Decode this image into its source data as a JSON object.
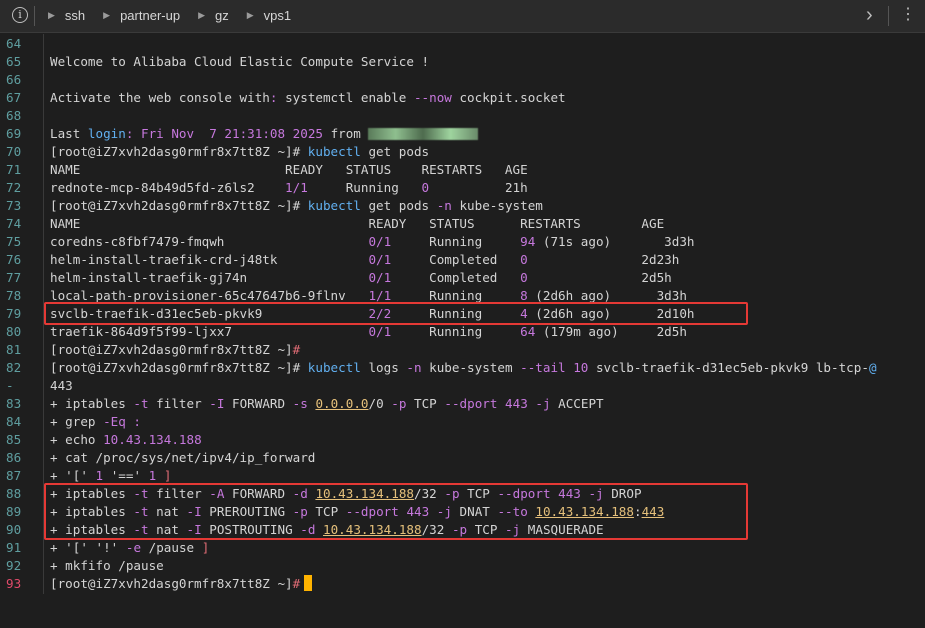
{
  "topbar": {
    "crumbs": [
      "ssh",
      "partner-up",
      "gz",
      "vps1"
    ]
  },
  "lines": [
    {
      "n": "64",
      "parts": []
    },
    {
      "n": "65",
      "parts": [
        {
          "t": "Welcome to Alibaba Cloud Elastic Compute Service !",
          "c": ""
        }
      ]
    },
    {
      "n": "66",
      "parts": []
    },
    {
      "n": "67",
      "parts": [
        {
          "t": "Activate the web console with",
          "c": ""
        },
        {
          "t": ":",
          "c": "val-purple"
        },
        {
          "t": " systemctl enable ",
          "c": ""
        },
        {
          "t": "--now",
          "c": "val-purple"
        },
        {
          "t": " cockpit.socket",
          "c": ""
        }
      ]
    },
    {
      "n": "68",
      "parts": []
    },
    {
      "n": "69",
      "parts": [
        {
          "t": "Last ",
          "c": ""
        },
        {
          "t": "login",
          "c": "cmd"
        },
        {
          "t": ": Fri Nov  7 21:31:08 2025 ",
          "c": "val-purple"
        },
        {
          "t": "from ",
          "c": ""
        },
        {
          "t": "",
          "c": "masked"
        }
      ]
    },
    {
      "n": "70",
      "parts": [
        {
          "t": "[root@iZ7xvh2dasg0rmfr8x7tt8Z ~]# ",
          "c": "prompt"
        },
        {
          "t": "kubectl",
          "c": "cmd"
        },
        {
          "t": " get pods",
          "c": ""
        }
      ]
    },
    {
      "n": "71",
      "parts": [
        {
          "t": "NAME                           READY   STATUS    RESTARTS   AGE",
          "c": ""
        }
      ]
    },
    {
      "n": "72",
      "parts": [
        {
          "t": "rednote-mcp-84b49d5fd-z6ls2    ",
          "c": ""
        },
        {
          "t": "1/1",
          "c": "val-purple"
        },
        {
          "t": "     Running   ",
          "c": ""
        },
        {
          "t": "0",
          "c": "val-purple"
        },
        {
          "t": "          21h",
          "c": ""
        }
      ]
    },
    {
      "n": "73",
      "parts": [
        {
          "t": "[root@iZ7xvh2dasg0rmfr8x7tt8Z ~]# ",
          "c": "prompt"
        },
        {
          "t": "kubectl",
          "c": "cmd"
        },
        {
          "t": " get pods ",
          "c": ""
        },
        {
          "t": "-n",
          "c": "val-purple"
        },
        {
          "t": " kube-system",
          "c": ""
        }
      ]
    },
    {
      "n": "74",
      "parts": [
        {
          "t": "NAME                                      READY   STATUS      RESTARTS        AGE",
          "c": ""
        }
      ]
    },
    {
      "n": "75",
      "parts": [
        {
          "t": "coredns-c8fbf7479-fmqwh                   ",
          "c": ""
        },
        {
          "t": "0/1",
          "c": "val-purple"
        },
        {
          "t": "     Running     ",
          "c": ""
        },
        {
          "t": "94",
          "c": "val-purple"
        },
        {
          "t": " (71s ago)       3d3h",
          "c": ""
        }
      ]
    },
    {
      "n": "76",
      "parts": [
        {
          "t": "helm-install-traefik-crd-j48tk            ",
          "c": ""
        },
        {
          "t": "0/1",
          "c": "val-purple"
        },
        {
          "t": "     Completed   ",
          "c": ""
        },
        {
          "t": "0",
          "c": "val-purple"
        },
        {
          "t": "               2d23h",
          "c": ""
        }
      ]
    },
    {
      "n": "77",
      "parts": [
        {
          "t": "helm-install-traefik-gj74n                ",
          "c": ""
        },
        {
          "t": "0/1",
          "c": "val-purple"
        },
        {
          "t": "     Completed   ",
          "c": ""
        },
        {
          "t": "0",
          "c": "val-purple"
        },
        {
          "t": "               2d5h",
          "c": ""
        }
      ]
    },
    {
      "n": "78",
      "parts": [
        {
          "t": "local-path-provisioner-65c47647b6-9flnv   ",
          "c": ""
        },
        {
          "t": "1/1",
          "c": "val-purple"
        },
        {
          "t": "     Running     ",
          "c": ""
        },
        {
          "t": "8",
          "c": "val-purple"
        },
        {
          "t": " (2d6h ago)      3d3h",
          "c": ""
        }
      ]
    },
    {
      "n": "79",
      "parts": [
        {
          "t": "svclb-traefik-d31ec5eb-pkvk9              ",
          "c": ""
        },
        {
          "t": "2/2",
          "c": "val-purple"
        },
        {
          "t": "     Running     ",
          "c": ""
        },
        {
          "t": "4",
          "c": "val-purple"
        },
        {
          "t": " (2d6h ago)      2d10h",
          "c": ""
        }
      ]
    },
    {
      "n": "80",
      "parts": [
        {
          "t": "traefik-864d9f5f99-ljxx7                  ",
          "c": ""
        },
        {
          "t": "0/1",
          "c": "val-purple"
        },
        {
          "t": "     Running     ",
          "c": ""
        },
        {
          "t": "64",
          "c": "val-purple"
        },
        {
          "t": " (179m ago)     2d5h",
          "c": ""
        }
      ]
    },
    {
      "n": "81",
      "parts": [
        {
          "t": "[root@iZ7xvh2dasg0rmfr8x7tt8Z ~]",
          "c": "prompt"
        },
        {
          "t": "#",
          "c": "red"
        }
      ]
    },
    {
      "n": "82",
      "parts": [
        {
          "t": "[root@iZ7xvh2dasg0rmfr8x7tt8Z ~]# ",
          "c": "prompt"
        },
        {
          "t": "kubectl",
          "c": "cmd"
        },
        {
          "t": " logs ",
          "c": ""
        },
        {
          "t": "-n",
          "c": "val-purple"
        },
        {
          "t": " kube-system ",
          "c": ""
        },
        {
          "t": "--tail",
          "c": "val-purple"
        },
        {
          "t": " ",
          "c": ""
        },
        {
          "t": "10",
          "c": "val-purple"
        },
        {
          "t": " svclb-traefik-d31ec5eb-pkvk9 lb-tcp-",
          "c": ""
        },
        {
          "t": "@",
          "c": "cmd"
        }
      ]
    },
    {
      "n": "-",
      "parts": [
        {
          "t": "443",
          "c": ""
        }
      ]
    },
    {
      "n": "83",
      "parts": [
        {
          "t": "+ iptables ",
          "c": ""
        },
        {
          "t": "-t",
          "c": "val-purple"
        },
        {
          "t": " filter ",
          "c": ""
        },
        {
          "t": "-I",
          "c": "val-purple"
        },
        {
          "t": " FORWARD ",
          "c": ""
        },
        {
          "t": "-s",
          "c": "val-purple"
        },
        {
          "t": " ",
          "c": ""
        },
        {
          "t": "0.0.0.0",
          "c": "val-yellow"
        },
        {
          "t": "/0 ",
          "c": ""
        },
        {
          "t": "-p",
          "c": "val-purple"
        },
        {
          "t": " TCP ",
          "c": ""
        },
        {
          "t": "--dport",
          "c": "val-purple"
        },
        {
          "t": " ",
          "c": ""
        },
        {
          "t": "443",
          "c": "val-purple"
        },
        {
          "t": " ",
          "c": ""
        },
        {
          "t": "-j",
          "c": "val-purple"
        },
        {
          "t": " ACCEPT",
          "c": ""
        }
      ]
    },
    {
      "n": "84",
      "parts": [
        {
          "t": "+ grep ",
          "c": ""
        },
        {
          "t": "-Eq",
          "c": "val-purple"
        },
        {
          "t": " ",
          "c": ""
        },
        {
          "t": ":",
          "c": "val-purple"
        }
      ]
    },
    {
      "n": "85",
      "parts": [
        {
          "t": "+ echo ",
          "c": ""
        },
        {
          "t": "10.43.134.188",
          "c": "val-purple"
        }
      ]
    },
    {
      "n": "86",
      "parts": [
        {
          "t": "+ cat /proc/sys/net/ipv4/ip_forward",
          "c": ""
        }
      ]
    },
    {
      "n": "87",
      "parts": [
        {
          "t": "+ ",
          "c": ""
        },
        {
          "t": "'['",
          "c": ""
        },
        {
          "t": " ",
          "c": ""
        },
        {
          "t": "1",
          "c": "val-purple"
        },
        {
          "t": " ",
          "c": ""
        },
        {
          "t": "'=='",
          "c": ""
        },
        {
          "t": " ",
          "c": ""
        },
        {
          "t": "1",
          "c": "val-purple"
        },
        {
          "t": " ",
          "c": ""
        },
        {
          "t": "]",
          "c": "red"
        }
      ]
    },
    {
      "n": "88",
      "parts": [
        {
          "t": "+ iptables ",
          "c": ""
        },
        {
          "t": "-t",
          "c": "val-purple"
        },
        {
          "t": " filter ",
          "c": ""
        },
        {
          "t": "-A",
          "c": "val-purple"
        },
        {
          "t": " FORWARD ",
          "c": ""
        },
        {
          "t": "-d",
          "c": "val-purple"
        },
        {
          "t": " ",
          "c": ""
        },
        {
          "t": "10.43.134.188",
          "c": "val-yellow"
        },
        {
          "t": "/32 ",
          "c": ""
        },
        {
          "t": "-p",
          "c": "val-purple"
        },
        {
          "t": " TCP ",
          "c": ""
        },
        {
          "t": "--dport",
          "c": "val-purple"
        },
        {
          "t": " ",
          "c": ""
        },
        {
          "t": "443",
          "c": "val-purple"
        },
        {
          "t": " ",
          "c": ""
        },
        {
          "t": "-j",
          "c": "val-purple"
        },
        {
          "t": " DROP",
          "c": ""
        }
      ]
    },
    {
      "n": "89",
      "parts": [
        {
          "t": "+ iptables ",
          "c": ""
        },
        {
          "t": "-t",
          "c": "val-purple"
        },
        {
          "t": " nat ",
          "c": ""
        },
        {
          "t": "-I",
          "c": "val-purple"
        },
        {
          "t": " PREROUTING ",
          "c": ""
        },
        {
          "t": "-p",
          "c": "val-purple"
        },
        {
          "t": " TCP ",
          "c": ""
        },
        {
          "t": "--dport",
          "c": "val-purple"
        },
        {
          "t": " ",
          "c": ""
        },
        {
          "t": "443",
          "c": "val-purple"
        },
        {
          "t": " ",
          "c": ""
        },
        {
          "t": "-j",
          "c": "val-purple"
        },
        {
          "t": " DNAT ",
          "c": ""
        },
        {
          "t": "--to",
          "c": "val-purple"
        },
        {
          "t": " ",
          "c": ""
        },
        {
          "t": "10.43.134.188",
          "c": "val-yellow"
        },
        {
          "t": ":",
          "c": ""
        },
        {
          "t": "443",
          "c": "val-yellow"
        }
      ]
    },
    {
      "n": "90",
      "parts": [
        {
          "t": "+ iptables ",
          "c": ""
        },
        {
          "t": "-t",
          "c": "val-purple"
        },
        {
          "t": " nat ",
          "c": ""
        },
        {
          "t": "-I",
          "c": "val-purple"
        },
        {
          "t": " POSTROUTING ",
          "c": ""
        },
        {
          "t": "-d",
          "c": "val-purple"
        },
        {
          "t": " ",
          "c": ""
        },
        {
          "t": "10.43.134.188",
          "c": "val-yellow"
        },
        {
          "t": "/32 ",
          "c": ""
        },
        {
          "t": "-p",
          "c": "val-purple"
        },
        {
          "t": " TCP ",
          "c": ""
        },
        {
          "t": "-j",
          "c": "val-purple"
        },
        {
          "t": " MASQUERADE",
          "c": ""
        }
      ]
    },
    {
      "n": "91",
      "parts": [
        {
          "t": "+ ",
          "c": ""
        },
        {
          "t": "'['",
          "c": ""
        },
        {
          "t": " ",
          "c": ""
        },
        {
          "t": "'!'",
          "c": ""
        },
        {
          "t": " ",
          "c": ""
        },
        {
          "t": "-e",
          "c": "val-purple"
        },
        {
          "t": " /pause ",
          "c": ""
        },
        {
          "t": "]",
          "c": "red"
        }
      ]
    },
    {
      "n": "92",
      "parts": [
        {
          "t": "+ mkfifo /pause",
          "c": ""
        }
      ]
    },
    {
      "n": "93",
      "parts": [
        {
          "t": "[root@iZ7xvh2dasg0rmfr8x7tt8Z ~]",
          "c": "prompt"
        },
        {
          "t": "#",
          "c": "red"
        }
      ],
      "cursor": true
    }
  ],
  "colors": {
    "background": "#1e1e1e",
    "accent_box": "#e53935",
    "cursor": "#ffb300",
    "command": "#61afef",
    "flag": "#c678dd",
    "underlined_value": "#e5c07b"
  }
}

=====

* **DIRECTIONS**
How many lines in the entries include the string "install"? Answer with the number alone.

* **TASK SOLUTION**
2